strong 1.8-liter turbocharged four, it scoots like a sports car. Sounds like one, too. Audi says it will go zero to 60 mph in 8.5 seconds, with the manual gearbox, which is pretty quick for a station wagon. This four is also smooth and quiet, with
only a bit of four-cylinder boominess evident under hard acceleration. It does get a bit weak in the knees at low rpm, but not as bad as some other turbos. Shifting is smooth and precise. The A4 Avant also is available with a 2.8-liter V-6, at a
slightly higher price. A five-speed also is available with the six, a rarity in this market, especially in a station wagon. Handling and cornering have the kind of Germanic poise and precision that driving enthusiasts crave. Steering response is
quick, the ride is firm and athletic, and the body feels stiff and tight. A twisting back road becomes a romp. The test car also was equipped with Audi's famed Quattro system, one of the first all-wheel-drive setups for passenger cars on pavement.
Electronically controlled to feed torque to whichever wheels need it, while sensing and compensating for slips and slides, Quattro provides finesse and security. The Avant has the kind of styling that accentuates its station-wagon body rather than
hiding it. The rear has a rounded, modern shape that makes the Avant look like it wants to move. Speaking of moving, you can load some boxes back there, too, though the sloping roof and curving flanks take away some of the utility.
Really, this is not the kind of wagon space available from Volvo or Mercedes-Benz, but should be enough for light duty. The A4 is a small car, and although the driver and front-seat passenger have plenty of space, rear-seat folk had better not be too
big or too fussy. The interior in our test car was named terra cotta for some unfathomable reason, but it was very handsome and comfortable, with supportive seats and a good atmosphere. The dashboard is simple and well-designed, with easy-to-read
gauges, but some of the switches and controls are hard to get used to. The stereo system has lost some of its fussiness, but operating it still involves a learning process. It's a good-sounding stereo and well-worth the trouble. Audi's downstream
sibling, Volkswagen, also has released some sharp new wagons, notably the handsome Passat, this year. This is a bigger car at a lesser pric e, but it doesn't have the level of trim or performance of the A4. There's also an Audi A6 Avant
wagon, a stylish craft at a premium price, that's bigger and brawnier than the A4. The A4 Avant confirms my faith in station wagons.

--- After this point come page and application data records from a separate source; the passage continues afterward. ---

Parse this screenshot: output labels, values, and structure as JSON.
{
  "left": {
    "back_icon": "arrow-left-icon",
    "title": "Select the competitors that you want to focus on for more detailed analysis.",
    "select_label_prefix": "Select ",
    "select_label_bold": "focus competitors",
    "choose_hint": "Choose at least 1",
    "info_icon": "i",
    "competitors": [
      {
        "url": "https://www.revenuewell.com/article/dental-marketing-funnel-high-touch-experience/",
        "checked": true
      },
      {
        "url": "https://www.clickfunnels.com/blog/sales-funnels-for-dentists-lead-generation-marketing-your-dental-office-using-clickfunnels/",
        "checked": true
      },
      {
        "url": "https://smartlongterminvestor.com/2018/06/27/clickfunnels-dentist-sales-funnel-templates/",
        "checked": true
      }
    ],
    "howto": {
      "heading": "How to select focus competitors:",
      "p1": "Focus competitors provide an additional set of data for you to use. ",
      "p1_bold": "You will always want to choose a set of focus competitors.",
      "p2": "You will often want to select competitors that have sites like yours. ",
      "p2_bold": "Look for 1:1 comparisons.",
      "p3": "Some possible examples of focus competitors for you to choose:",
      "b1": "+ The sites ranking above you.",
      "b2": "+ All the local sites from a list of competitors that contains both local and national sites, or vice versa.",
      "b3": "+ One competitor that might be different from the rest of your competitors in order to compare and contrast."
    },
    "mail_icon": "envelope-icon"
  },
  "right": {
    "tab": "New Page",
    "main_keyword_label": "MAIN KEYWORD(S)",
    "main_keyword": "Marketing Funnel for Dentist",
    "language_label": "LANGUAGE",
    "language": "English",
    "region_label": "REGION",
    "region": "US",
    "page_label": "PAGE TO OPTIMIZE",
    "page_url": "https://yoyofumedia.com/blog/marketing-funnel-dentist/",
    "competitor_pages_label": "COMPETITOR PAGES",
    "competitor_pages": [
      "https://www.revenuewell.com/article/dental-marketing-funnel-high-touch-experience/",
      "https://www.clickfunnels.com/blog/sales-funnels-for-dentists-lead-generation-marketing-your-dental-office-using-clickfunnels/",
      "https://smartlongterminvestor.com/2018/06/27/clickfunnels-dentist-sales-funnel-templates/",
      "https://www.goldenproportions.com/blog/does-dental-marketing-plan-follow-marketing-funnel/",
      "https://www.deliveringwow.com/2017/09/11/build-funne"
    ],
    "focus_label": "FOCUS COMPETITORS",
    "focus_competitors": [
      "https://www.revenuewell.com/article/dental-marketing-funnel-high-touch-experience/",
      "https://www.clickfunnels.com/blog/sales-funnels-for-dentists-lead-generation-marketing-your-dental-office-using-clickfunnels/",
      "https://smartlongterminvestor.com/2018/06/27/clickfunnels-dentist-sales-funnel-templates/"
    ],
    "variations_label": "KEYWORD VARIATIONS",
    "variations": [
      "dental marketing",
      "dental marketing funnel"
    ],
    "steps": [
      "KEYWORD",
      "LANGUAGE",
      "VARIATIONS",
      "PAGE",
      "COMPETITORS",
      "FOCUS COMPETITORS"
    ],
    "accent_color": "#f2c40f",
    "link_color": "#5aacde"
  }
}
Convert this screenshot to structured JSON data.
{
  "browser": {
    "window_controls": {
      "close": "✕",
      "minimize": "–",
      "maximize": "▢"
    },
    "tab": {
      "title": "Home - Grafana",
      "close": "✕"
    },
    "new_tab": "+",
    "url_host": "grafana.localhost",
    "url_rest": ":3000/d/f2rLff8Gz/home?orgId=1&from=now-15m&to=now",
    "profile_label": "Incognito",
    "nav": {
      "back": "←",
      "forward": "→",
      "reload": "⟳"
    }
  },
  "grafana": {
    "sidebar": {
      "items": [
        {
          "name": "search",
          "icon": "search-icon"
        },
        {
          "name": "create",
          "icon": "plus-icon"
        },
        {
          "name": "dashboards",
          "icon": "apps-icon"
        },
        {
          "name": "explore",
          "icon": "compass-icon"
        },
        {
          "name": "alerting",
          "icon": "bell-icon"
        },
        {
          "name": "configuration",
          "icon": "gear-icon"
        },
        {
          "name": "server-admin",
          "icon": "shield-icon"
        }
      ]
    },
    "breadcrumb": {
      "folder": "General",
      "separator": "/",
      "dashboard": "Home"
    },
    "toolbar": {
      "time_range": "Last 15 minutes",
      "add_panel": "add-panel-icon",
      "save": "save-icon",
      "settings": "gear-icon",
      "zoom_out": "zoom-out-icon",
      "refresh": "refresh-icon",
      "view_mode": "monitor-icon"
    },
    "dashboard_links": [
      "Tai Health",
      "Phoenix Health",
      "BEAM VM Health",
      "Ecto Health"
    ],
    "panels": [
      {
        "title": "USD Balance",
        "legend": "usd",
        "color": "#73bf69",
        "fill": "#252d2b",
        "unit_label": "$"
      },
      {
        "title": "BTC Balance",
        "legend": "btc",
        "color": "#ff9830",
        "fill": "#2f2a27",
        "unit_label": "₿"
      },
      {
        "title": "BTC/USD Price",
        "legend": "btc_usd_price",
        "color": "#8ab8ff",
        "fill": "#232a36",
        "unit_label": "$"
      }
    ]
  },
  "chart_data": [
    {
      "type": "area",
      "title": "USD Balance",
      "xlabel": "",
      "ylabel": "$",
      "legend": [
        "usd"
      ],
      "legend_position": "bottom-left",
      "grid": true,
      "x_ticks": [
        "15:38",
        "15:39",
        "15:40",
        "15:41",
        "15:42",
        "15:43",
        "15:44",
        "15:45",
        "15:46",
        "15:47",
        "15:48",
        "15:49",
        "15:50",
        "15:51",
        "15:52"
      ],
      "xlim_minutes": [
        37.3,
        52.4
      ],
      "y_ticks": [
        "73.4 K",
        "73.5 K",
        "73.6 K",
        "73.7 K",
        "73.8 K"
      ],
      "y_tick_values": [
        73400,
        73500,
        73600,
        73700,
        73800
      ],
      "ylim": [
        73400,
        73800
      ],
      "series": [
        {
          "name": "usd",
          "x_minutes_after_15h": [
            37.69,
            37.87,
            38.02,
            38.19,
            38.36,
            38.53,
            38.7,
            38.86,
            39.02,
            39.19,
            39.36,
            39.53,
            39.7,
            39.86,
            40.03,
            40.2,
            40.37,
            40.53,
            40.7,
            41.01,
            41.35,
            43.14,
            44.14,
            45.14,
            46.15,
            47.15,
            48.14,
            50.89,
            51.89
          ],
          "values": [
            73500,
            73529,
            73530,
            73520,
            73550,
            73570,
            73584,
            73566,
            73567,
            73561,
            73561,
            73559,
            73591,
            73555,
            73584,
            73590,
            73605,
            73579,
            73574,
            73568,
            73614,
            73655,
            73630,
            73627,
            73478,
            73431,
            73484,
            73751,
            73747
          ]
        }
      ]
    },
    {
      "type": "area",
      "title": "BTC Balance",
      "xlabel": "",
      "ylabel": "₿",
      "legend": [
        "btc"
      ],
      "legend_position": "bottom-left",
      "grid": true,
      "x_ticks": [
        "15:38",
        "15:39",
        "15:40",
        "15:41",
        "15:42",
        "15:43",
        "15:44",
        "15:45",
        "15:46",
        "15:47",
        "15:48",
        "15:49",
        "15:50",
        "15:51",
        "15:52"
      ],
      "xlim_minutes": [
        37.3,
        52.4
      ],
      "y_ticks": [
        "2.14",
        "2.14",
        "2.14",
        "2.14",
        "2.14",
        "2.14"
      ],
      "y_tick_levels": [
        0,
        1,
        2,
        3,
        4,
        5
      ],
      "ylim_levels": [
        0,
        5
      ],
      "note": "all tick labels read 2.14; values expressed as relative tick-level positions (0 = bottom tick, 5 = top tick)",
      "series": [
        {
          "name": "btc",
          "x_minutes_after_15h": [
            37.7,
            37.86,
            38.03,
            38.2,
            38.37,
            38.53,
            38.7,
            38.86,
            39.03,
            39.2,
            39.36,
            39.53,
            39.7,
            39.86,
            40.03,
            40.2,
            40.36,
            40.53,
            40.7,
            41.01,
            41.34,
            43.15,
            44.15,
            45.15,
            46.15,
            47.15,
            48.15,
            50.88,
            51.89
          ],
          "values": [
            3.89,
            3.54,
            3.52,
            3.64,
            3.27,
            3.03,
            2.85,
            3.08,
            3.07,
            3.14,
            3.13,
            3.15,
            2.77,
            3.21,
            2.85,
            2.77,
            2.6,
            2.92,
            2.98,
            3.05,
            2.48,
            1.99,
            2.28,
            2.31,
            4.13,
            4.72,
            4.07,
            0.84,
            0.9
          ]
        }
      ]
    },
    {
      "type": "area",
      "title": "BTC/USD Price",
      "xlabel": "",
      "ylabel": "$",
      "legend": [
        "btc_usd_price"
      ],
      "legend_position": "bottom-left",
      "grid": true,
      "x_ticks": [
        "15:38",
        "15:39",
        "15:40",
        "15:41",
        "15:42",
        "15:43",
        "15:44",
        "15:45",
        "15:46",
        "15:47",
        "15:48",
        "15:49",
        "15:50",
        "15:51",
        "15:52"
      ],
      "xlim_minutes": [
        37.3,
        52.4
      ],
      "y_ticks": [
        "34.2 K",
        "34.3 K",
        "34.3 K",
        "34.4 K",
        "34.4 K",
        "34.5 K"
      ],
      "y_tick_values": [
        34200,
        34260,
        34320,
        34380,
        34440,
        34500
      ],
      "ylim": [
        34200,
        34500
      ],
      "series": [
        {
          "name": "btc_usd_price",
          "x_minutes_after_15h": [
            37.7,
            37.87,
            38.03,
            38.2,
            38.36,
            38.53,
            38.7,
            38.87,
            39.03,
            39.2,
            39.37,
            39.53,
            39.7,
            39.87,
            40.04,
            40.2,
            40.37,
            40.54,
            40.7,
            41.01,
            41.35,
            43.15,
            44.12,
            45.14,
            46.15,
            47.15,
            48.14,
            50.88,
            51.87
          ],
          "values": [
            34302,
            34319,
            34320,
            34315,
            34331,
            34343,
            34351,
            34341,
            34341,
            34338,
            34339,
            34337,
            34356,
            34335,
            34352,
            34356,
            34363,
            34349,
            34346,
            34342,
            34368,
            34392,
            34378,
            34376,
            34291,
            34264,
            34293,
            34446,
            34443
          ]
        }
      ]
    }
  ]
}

It's certainly more handsome and pleasurable to drive than any minivan or sport-utility vehicle out there.
1999 Audi A4 Avant Vehicle type: Five-passenger, four-door station wagon, all-wheel drive. Base price: $26,440. Price as tested: $27,220. Engine: 1.8-liter turbocharged four, 150 horsepower at 5,700 rpm, 155 pound-feet of
torque at 1,750 rpm. Transmission: Five-speed manual. Curb weight: 3,353 pounds. Wheelbase: 102.6 inches. EPA fuel economy: 21 city, 29 highway. Highs: Driving finesse. Handsome styling. Moderate price. Lows:
Cramped back seat. Confusing dash. Turbo lag.